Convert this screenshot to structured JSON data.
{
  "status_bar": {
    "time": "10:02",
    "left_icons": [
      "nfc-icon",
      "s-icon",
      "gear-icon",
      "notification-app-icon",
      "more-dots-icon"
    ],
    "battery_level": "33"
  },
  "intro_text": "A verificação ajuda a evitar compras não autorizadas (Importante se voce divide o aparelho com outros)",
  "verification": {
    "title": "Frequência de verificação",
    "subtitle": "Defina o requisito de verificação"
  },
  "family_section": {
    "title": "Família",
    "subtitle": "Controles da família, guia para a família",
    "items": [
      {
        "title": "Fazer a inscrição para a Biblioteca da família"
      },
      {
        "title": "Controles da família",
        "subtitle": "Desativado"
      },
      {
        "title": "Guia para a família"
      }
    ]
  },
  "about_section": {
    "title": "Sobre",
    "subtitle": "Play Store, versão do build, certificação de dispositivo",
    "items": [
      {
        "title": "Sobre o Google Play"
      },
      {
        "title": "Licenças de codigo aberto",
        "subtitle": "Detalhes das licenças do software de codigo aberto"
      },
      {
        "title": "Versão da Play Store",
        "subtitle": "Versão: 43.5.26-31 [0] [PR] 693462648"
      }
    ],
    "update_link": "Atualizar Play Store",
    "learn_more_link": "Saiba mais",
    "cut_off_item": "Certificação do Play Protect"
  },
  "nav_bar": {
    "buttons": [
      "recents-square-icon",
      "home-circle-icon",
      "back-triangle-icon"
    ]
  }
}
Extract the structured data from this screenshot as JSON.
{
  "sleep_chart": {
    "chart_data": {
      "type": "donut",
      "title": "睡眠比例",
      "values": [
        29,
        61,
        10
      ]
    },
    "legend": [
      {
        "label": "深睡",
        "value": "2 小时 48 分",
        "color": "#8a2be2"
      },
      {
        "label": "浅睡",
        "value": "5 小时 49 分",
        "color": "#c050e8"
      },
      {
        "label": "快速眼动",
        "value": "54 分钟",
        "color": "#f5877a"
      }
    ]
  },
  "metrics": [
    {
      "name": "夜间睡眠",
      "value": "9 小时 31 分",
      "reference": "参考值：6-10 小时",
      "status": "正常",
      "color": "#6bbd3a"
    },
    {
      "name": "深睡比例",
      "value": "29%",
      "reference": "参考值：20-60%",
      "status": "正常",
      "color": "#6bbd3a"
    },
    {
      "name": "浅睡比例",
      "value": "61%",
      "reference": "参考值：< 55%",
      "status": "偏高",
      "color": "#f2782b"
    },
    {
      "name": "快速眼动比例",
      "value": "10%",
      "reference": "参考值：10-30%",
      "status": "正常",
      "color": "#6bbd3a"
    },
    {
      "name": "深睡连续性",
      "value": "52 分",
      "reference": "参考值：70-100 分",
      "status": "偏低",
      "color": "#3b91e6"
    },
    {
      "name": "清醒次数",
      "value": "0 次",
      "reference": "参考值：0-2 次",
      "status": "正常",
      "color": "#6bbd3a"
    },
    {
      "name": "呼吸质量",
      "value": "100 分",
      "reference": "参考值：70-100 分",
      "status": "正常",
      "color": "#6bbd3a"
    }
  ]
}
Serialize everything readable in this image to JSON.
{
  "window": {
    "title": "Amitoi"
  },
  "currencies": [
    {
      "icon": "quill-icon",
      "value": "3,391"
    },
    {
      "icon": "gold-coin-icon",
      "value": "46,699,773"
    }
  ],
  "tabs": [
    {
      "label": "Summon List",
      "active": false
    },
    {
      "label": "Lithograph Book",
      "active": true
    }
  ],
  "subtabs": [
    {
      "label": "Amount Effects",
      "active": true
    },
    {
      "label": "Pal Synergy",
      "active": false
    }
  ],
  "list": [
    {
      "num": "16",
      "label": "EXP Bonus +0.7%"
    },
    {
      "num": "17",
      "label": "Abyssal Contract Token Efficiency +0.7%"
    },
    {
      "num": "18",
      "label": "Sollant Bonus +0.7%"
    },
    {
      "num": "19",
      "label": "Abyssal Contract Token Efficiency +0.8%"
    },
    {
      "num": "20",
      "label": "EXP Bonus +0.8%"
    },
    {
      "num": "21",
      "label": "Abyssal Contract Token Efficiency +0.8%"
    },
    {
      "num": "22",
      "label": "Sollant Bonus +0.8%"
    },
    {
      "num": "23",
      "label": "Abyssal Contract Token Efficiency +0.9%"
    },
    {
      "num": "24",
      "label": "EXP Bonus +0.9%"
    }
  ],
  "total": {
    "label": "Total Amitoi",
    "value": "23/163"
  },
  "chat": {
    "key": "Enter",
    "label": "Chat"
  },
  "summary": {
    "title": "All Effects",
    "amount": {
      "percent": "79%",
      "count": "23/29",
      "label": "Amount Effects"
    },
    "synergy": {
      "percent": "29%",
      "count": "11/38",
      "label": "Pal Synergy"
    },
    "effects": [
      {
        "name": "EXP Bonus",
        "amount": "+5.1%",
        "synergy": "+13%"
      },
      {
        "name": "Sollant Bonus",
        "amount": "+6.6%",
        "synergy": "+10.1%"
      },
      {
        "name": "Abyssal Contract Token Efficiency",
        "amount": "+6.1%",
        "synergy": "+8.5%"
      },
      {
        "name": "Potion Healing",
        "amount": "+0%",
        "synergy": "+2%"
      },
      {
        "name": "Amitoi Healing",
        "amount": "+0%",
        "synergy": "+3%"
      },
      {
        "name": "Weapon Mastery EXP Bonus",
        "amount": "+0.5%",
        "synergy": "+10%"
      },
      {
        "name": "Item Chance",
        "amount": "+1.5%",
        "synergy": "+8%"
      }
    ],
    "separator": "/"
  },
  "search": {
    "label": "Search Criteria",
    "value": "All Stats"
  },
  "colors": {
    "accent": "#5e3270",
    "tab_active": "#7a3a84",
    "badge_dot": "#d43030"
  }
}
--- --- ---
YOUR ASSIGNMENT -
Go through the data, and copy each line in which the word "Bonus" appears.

SOLUTION TO THIS TASK -
      "label": "EXP Bonus +0.7%"
      "label": "Sollant Bonus +0.7%"
      "label": "EXP Bonus +0.8%"
      "label": "Sollant Bonus +0.8%"
      "label": "EXP Bonus +0.9%"
        "name": "EXP Bonus",
        "name": "Sollant Bonus",
        "name": "Weapon Mastery EXP Bonus",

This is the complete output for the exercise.